:: Material shown ::

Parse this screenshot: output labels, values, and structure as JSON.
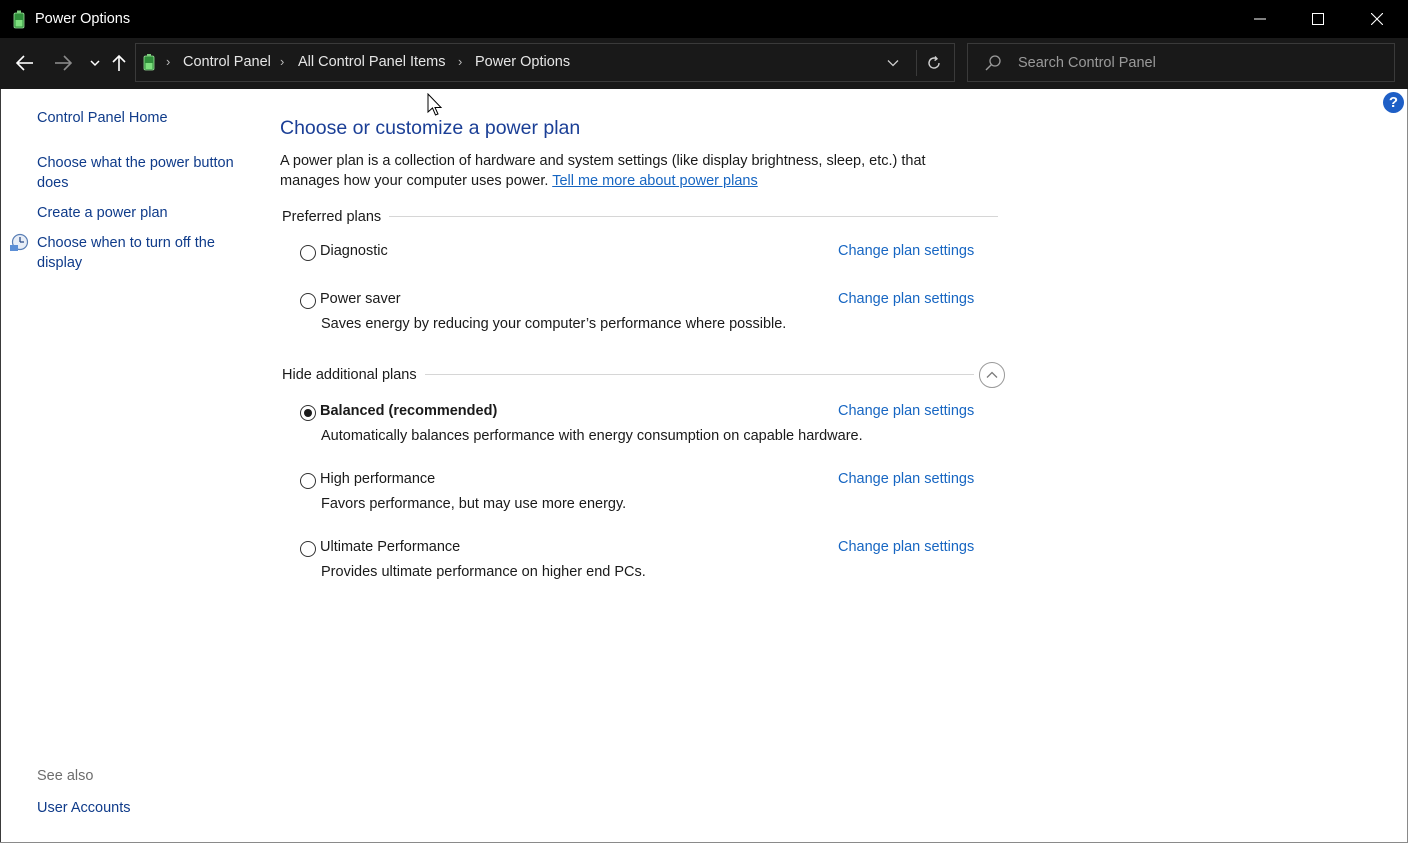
{
  "window": {
    "title": "Power Options",
    "minimize_glyph": "—",
    "maximize_glyph": "☐",
    "close_glyph": "✕"
  },
  "navigation": {
    "breadcrumbs": [
      "Control Panel",
      "All Control Panel Items",
      "Power Options"
    ],
    "separator": "›"
  },
  "search": {
    "placeholder": "Search Control Panel",
    "value": ""
  },
  "help": {
    "label": "?"
  },
  "sidebar": {
    "home": "Control Panel Home",
    "links": [
      "Choose what the power button does",
      "Create a power plan",
      "Choose when to turn off the display"
    ],
    "see_also_label": "See also",
    "see_also_links": [
      "User Accounts"
    ]
  },
  "main": {
    "title": "Choose or customize a power plan",
    "description": "A power plan is a collection of hardware and system settings (like display brightness, sleep, etc.) that manages how your computer uses power.",
    "learn_more": "Tell me more about power plans",
    "preferred_label": "Preferred plans",
    "additional_label": "Hide additional plans",
    "change_label": "Change plan settings",
    "plans": [
      {
        "name": "Diagnostic",
        "description": "",
        "selected": false
      },
      {
        "name": "Power saver",
        "description": "Saves energy by reducing your computer’s performance where possible.",
        "selected": false
      },
      {
        "name": "Balanced (recommended)",
        "description": "Automatically balances performance with energy consumption on capable hardware.",
        "selected": true
      },
      {
        "name": "High performance",
        "description": "Favors performance, but may use more energy.",
        "selected": false
      },
      {
        "name": "Ultimate Performance",
        "description": "Provides ultimate performance on higher end PCs.",
        "selected": false
      }
    ]
  },
  "colors": {
    "titlebar": "#000000",
    "addressbar": "#191919",
    "link": "#1766c2",
    "heading": "#1b3f96"
  }
}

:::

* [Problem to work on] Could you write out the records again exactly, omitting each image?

* [Answer]
Parse this screenshot: output labels, values, and structure as JSON.
{
  "window": {
    "title": "Power Options",
    "minimize_glyph": "—",
    "maximize_glyph": "☐",
    "close_glyph": "✕"
  },
  "navigation": {
    "breadcrumbs": [
      "Control Panel",
      "All Control Panel Items",
      "Power Options"
    ],
    "separator": "›"
  },
  "search": {
    "placeholder": "Search Control Panel",
    "value": ""
  },
  "help": {
    "label": "?"
  },
  "sidebar": {
    "home": "Control Panel Home",
    "links": [
      "Choose what the power button does",
      "Create a power plan",
      "Choose when to turn off the display"
    ],
    "see_also_label": "See also",
    "see_also_links": [
      "User Accounts"
    ]
  },
  "main": {
    "title": "Choose or customize a power plan",
    "description": "A power plan is a collection of hardware and system settings (like display brightness, sleep, etc.) that manages how your computer uses power.",
    "learn_more": "Tell me more about power plans",
    "preferred_label": "Preferred plans",
    "additional_label": "Hide additional plans",
    "change_label": "Change plan settings",
    "plans": [
      {
        "name": "Diagnostic",
        "description": "",
        "selected": false
      },
      {
        "name": "Power saver",
        "description": "Saves energy by reducing your computer’s performance where possible.",
        "selected": false
      },
      {
        "name": "Balanced (recommended)",
        "description": "Automatically balances performance with energy consumption on capable hardware.",
        "selected": true
      },
      {
        "name": "High performance",
        "description": "Favors performance, but may use more energy.",
        "selected": false
      },
      {
        "name": "Ultimate Performance",
        "description": "Provides ultimate performance on higher end PCs.",
        "selected": false
      }
    ]
  },
  "colors": {
    "titlebar": "#000000",
    "addressbar": "#191919",
    "link": "#1766c2",
    "heading": "#1b3f96"
  }
}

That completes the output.